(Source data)
+ + + +

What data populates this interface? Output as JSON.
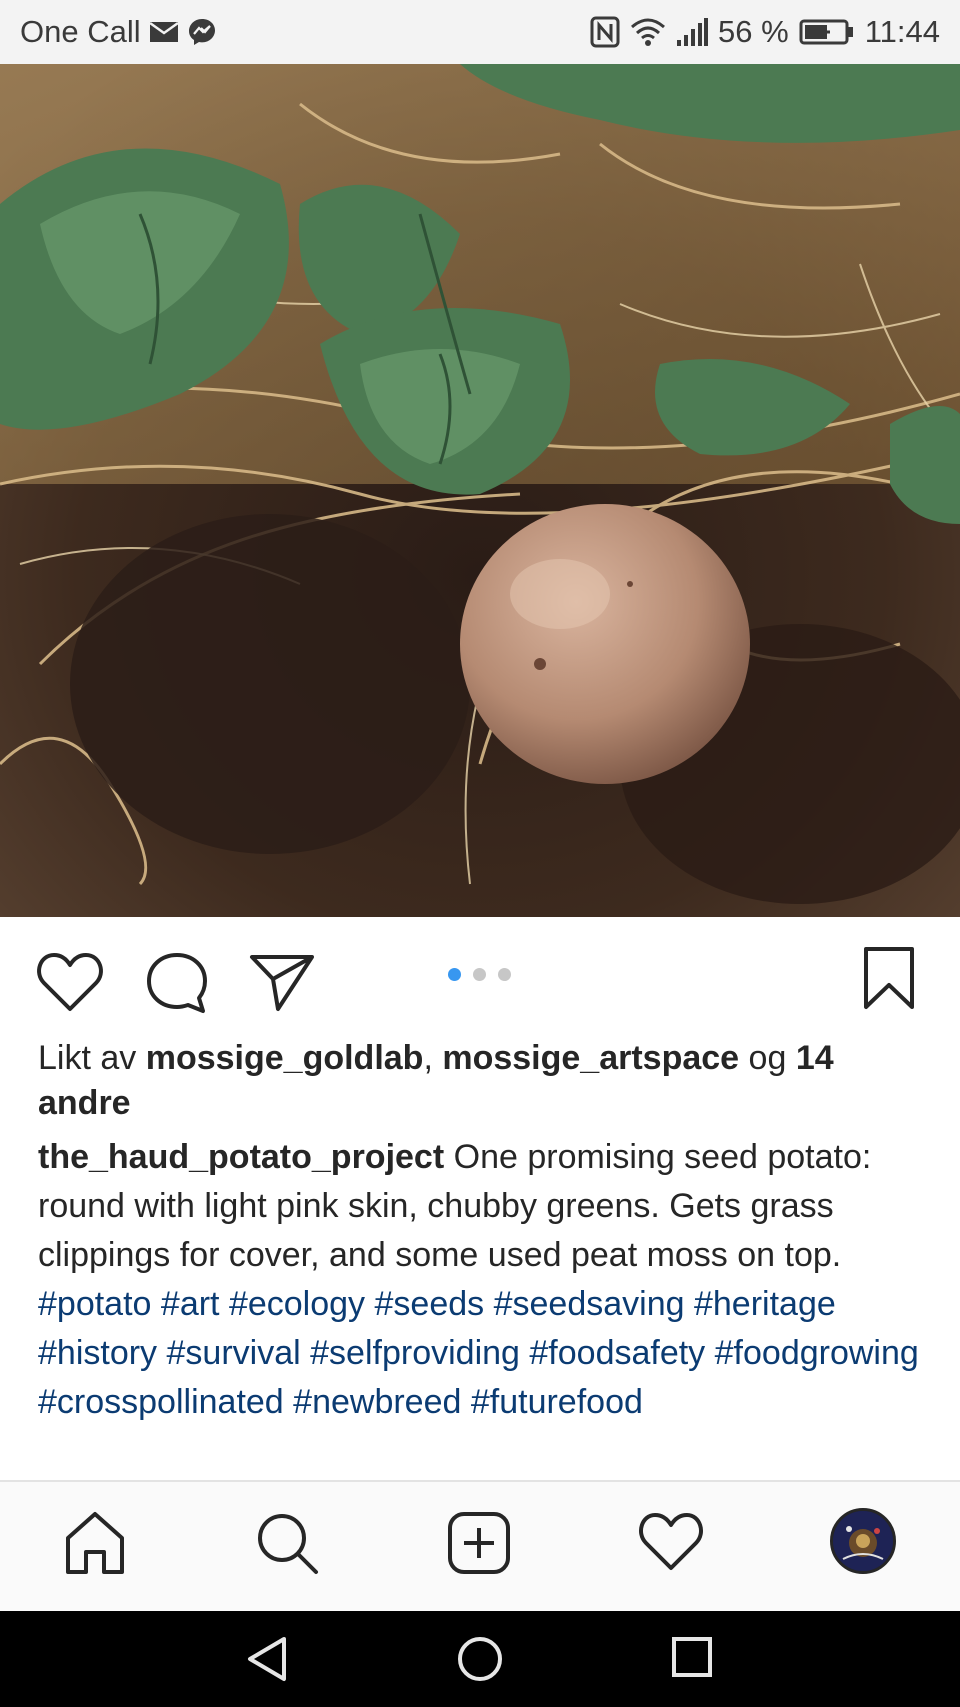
{
  "status_bar": {
    "carrier": "One Call",
    "battery": "56 %",
    "time": "11:44"
  },
  "post": {
    "image_description_icon": "photo",
    "carousel": {
      "count": 3,
      "active_index": 0
    },
    "likes": {
      "prefix": "Likt av",
      "user1": "mossige_goldlab",
      "separator": ",",
      "user2": "mossige_artspace",
      "conjunction": "og",
      "others": "14 andre"
    },
    "caption": {
      "username": "the_haud_potato_project",
      "text": "One promising seed potato: round with light pink skin, chubby greens. Gets grass clippings for cover, and some used peat moss on top.",
      "hashtags": [
        "#potato",
        "#art",
        "#ecology",
        "#seeds",
        "#seedsaving",
        "#heritage",
        "#history",
        "#survival",
        "#selfproviding",
        "#foodsafety",
        "#foodgrowing",
        "#crosspollinated",
        "#newbreed",
        "#futurefood"
      ]
    }
  },
  "actions": {
    "like_icon": "heart-icon",
    "comment_icon": "comment-icon",
    "share_icon": "send-icon",
    "save_icon": "bookmark-icon"
  },
  "bottom_nav": {
    "items": [
      "home-icon",
      "search-icon",
      "add-post-icon",
      "activity-heart-icon",
      "profile-avatar"
    ]
  },
  "system_nav": {
    "items": [
      "back",
      "home",
      "recents"
    ]
  },
  "colors": {
    "accent_blue": "#3897f0",
    "hashtag": "#0b3b72",
    "text": "#262626"
  }
}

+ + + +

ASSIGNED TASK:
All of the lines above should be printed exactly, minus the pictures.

FINAL ANSWER:
What data populates this interface? Output as JSON.
{
  "status_bar": {
    "carrier": "One Call",
    "battery": "56 %",
    "time": "11:44"
  },
  "post": {
    "image_description_icon": "photo",
    "carousel": {
      "count": 3,
      "active_index": 0
    },
    "likes": {
      "prefix": "Likt av",
      "user1": "mossige_goldlab",
      "separator": ",",
      "user2": "mossige_artspace",
      "conjunction": "og",
      "others": "14 andre"
    },
    "caption": {
      "username": "the_haud_potato_project",
      "text": "One promising seed potato: round with light pink skin, chubby greens. Gets grass clippings for cover, and some used peat moss on top.",
      "hashtags": [
        "#potato",
        "#art",
        "#ecology",
        "#seeds",
        "#seedsaving",
        "#heritage",
        "#history",
        "#survival",
        "#selfproviding",
        "#foodsafety",
        "#foodgrowing",
        "#crosspollinated",
        "#newbreed",
        "#futurefood"
      ]
    }
  },
  "actions": {
    "like_icon": "heart-icon",
    "comment_icon": "comment-icon",
    "share_icon": "send-icon",
    "save_icon": "bookmark-icon"
  },
  "bottom_nav": {
    "items": [
      "home-icon",
      "search-icon",
      "add-post-icon",
      "activity-heart-icon",
      "profile-avatar"
    ]
  },
  "system_nav": {
    "items": [
      "back",
      "home",
      "recents"
    ]
  },
  "colors": {
    "accent_blue": "#3897f0",
    "hashtag": "#0b3b72",
    "text": "#262626"
  }
}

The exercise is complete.